Exercise objective>
Reproduce the data below verbatim from the line containing "Extract the structured" through its final line, and produce nothing more.

[Extracted data — start]

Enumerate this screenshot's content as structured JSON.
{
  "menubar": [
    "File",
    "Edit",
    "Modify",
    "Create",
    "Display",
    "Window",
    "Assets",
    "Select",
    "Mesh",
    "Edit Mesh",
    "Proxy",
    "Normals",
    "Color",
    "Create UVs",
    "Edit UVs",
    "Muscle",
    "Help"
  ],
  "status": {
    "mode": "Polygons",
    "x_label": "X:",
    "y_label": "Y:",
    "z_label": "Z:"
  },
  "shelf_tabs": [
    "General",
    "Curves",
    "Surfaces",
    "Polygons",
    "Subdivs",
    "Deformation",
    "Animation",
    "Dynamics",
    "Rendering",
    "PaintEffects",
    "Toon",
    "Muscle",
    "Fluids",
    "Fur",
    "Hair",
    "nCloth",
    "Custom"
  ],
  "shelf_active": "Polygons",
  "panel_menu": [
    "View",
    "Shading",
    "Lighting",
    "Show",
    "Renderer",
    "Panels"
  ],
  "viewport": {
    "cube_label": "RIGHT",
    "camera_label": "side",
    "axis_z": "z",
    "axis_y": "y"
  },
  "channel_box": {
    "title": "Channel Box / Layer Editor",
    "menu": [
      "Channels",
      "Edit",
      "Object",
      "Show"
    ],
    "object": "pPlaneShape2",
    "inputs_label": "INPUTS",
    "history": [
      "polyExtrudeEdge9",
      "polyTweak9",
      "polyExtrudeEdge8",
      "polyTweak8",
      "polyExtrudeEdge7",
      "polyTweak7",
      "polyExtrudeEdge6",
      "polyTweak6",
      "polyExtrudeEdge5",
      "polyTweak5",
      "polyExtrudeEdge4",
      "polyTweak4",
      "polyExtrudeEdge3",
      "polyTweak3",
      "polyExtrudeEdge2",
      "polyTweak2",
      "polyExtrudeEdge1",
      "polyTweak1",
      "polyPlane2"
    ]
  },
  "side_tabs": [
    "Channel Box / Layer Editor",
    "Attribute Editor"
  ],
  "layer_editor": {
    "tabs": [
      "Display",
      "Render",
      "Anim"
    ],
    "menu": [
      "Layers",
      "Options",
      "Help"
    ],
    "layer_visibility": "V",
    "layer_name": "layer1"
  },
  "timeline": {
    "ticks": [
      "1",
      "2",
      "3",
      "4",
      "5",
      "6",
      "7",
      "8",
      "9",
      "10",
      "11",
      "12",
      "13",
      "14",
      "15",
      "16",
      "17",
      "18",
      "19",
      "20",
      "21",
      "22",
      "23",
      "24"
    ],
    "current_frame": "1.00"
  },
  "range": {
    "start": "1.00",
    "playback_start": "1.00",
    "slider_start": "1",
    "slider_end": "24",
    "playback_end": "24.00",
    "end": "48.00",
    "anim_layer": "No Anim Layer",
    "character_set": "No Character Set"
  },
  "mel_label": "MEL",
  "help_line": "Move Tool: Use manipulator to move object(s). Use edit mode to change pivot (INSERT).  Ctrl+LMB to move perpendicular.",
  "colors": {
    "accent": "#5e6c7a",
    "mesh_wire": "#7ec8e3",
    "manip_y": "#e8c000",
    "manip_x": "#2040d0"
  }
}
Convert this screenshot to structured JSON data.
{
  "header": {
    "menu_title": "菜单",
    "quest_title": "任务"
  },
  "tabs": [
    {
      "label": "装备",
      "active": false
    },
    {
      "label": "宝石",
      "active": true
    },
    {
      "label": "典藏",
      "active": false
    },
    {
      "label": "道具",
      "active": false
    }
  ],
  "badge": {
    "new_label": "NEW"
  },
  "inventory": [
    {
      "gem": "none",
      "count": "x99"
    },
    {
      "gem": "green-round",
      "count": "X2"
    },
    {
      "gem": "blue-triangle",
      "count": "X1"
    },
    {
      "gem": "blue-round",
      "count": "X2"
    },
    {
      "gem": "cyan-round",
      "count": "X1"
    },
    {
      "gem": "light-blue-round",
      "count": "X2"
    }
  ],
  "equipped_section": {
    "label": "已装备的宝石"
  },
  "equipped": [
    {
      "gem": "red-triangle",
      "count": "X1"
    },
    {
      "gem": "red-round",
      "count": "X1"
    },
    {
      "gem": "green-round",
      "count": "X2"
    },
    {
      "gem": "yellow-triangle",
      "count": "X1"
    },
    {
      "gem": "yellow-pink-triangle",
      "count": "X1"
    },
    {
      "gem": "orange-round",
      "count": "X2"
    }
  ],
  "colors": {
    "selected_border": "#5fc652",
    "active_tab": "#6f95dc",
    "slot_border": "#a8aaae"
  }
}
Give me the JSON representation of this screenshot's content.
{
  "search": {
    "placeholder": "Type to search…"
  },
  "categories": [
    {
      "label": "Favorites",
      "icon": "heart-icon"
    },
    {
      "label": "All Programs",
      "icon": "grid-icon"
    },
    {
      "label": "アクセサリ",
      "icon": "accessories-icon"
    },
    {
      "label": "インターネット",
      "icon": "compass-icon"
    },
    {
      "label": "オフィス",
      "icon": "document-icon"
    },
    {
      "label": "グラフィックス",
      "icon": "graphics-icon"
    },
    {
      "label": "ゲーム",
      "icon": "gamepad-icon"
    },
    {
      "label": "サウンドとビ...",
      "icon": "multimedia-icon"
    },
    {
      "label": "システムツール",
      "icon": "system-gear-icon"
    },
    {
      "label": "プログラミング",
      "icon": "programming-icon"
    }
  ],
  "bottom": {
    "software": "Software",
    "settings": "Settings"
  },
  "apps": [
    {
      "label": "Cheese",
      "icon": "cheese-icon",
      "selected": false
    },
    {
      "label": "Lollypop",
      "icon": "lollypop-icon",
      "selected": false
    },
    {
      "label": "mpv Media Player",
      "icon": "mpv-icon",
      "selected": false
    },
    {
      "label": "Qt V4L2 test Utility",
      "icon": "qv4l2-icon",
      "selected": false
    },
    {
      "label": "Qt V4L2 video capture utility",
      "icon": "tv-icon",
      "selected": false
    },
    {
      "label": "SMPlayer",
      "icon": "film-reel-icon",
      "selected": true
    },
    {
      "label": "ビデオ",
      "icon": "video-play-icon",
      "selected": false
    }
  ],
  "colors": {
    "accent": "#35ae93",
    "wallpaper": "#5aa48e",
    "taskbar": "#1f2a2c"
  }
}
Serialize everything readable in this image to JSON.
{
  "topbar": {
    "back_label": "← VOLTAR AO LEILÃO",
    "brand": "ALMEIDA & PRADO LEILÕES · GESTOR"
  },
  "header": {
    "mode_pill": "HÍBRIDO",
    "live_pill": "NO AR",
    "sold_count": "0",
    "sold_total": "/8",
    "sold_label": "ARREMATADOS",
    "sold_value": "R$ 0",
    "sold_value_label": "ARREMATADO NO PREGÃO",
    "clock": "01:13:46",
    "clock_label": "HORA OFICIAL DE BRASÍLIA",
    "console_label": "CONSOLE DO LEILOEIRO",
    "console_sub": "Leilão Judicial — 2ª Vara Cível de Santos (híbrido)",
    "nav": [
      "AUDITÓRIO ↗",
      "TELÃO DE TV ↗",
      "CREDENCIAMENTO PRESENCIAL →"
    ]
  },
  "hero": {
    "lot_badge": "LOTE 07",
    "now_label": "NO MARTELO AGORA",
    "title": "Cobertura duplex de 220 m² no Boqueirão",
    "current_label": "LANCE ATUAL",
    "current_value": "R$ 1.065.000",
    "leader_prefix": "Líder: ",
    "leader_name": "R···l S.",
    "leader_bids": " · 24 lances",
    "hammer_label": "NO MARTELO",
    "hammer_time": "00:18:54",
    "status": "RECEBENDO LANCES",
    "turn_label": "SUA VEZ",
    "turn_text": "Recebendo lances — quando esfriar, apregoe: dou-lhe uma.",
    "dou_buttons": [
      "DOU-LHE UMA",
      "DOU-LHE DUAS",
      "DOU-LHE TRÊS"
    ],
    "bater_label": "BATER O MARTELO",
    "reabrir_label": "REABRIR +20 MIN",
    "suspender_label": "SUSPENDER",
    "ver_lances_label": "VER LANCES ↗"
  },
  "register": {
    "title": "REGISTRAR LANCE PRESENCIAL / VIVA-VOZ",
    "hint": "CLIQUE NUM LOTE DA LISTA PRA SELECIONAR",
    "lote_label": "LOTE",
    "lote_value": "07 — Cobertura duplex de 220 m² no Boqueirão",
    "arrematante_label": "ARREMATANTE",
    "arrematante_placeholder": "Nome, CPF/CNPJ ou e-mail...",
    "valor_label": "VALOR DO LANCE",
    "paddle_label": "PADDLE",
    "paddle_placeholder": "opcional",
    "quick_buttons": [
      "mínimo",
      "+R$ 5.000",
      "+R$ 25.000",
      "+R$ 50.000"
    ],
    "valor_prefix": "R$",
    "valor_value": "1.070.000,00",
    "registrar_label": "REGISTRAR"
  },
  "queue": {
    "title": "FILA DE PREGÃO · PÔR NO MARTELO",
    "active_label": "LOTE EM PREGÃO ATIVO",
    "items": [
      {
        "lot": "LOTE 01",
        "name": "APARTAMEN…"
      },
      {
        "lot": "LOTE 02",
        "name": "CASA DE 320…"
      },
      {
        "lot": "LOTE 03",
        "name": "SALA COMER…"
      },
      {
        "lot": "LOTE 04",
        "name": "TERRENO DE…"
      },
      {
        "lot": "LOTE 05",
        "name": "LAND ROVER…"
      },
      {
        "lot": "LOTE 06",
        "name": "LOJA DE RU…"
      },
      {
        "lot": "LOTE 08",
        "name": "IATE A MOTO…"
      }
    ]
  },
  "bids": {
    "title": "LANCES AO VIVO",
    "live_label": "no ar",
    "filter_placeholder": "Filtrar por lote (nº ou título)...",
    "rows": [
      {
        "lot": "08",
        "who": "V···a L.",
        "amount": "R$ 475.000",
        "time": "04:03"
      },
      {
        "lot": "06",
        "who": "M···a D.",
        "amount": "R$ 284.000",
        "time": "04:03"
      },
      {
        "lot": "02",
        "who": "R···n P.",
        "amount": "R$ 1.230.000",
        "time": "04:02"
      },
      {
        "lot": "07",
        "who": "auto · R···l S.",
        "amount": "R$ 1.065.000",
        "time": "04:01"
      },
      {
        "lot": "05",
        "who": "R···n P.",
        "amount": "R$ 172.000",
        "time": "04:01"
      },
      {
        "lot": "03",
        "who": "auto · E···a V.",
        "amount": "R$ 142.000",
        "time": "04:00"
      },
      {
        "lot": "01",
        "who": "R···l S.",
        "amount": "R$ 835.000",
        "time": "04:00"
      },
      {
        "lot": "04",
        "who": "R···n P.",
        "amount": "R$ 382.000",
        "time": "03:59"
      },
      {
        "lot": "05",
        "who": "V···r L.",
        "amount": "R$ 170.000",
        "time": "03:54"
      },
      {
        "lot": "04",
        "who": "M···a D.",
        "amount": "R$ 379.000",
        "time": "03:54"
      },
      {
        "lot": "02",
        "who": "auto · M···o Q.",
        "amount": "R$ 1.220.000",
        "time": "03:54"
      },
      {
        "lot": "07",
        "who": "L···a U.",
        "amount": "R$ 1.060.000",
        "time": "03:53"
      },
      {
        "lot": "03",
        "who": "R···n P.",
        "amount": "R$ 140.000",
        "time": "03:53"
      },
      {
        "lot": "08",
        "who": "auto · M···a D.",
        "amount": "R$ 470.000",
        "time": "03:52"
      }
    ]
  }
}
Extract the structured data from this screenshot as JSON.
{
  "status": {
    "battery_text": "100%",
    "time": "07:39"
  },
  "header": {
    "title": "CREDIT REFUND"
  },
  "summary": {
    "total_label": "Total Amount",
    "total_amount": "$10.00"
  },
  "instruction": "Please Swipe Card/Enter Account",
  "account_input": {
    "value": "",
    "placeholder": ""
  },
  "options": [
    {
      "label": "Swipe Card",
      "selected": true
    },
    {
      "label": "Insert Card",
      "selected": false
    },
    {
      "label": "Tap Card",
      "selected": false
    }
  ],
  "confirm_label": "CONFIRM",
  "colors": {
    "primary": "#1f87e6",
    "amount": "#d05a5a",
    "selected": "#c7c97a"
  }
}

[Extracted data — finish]

Exercise result>
Extract the structured data from this screenshot as JSON.
{
  "status": {
    "battery_text": "100%",
    "time": "07:39"
  },
  "header": {
    "title": "CREDIT REFUND"
  },
  "summary": {
    "total_label": "Total Amount",
    "total_amount": "$10.00"
  },
  "instruction": "Please Swipe Card/Enter Account",
  "account_input": {
    "value": "",
    "placeholder": ""
  },
  "options": [
    {
      "label": "Swipe Card",
      "selected": true
    },
    {
      "label": "Insert Card",
      "selected": false
    },
    {
      "label": "Tap Card",
      "selected": false
    }
  ],
  "confirm_label": "CONFIRM",
  "colors": {
    "primary": "#1f87e6",
    "amount": "#d05a5a",
    "selected": "#c7c97a"
  }
}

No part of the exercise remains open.